3 Must Know Facts about Broccoli, Cabbage, Kale and Hypothyroidism.
Updated: Jan 30, 2019
One of THE MOST commonly asked questions I receive is can I eat cruciferous vegetables if I have hypothyroid disease?
Cruciferous veggies, otherwise known as the brassica family of vegetables, include kale, broccoli, cabbage, cauliflower, bok choy, turnip tops, and brussel sprouts. I don’t know about you, but these are some of my all-time favorite vegetables to cook with! Plus, the cruciferous vegetables are well known for their health benefits which include being a high source of fiber and also may be effective at fighting cancer. These veggies contain a substance known as Indole 3 Carbonyl (13C) that targets multiple aspects of cancer cell cycle regulation and helps to benefit estrogen metabolism.
Although this all sounds great, lately these veggies have been getting a really bad rep for harming the thyroid!
The claim is that the cruciferous vegetables contain certain substances known as goitrogens (goiter producing substances) that could cause the thyroid to enlarge or slow down, and reduce the absorption of iodine (important for thyroid function). These vegetables also contain a substance known as thiocyanate, which may interfere with iodine absorption to further damage the thyroid. Obviously for all of us that have hypothyroid, this reads as a huge red flag causing many of us to consider removing these delicious vegetables from out diet.
However, there are very few studies that suggest that these claims are true. In fact, some studies show that the risk may be minimal at best.
Fact #1: Researchers at the University of California found that only certain types of cruciferous vegetables may actually reduce the amount of iodine uptake. These were: collard greens, brussel sprouts and Russian kale. But other cruciferous vegetables such as broccoli, kale, turnip tops and broccoli rabe contained less than 10umol of goitrogenic chemicals per 100g servings and researchers concluded that these veggies therefore posed minimal risk to the thyroid.
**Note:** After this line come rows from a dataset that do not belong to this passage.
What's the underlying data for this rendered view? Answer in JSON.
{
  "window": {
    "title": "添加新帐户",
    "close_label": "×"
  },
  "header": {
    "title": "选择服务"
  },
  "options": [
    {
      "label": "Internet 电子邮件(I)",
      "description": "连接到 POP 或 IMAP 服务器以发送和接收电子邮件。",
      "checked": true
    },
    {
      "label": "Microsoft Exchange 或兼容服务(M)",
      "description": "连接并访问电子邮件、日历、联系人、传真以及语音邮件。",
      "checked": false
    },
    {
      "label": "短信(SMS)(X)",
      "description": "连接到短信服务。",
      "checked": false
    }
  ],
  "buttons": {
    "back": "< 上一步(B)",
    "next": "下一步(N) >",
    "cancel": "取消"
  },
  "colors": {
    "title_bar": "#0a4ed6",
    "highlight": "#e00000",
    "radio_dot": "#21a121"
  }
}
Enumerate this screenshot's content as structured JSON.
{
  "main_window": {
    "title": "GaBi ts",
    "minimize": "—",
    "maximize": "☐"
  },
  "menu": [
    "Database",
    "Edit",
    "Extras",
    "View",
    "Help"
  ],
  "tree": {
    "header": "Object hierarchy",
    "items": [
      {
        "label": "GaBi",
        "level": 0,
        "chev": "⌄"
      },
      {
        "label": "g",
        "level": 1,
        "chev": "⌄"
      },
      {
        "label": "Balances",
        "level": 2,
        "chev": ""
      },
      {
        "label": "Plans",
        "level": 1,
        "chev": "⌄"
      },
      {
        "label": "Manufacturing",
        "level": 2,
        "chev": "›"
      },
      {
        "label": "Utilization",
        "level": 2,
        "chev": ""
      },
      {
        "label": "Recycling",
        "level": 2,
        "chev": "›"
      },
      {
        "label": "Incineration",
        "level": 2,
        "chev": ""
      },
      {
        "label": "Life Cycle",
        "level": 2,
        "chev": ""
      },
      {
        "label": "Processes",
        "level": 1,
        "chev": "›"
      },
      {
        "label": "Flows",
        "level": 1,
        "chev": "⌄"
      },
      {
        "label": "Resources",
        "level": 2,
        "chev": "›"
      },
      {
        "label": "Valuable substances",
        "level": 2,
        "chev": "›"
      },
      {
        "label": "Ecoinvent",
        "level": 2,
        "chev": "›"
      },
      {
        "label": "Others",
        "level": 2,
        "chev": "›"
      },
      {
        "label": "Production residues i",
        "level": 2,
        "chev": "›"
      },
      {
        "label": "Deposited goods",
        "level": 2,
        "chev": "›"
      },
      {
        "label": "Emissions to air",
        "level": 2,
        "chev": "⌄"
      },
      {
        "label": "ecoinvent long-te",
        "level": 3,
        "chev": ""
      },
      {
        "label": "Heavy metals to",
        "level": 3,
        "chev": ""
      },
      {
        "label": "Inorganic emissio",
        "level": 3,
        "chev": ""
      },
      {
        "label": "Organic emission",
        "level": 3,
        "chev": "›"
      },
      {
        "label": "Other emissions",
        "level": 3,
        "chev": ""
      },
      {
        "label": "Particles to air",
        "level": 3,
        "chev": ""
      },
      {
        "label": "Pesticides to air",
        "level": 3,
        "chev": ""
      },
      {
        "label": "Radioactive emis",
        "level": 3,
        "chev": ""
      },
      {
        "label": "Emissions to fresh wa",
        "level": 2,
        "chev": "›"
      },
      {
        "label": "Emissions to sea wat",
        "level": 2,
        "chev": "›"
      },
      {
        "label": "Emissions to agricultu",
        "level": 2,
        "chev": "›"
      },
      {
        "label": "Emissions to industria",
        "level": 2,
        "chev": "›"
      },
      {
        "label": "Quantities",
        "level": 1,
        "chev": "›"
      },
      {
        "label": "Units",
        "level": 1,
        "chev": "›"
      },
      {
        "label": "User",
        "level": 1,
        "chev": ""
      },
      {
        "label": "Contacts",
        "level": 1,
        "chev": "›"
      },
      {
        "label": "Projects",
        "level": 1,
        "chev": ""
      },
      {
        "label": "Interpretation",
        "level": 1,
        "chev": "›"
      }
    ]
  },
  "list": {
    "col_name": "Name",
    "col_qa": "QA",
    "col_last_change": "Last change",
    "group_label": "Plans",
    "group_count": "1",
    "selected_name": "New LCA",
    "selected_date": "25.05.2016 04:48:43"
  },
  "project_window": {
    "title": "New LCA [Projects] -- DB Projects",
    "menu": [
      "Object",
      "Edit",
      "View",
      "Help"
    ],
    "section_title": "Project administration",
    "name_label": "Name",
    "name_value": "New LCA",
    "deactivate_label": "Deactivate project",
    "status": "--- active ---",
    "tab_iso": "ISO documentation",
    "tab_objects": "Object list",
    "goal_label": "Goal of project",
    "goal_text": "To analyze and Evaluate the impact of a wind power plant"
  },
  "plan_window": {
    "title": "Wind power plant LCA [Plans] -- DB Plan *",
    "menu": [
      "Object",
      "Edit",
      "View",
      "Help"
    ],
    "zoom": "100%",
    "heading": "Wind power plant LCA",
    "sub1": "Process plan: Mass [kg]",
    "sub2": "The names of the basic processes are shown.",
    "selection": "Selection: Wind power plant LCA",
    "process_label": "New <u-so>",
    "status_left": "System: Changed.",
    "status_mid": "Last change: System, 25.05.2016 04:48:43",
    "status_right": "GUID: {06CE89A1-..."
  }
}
Fact #2: In another study, researchers provided participants with 150g of brussel sprouts every day for 4 weeks. Remember, these Brussels are supposed to interfere with iodine uptake. The brussel sprouts used in the study did in fact contain a high amount of chemicals thought to harm the thyroid. However, the chemicals did not affect the thyroid function of the participants. Measurements of thyroid hormones were unchanged after the 4 weeks!
Fact #3: Other studies have shown that cooking these “goitrogenic” foods, especially lightly steaming them, can inactivate the goitrogens! It appears that the sweet spot for de-activation of these substances is steaming for 3-4 minutes.
Bottom line: Cruciferous vegetables, including kale, broccoli and cabbage have many health benefits and do NOT seem to be as problematic to the thyroid as some are claiming. That said, if you have hypothyroidism, it would be recommended to cook or lightly steam or crucifers more often to ensure you are not being exposed to high levels of goitrogens. Additionally, if you love raw crucifers and often eat them uncooked, it would be a good idea to have your thyroid hormone levels checked via blood work to ensure that these vegetables are not interfering with your medication or affecting your thyroid health in any way.
I know changing your diet and lifestyle for the better can be difficult to say the least. This is why I created the Thyroid Truths Grocery List- my top non-negotiable food items when eating to improve thyroid health. It's also perfect to print and keep on the fridge! Download it here :)
Do you love cruciferous vegetables as much as I do? What’s your favorite way to cook them? I will be sharing my favorite cauliflower recipe with you all soon- so stayed tuned. In the meantime, I would love to hear from you! Leave your comments below!
Paxman PJ and Hill R. The goitrogenicity of kale and its relation to thiocyanate content. J Sci Food Agric. 1974;25(3):329-337.
Nutr Rev. 2016 Apr;74(4):248-58. doi: 10.1093/nutrit/nuv110. Epub 2016 Mar 5.
Hum Toxicol. 1986 Jan;5(1):15-9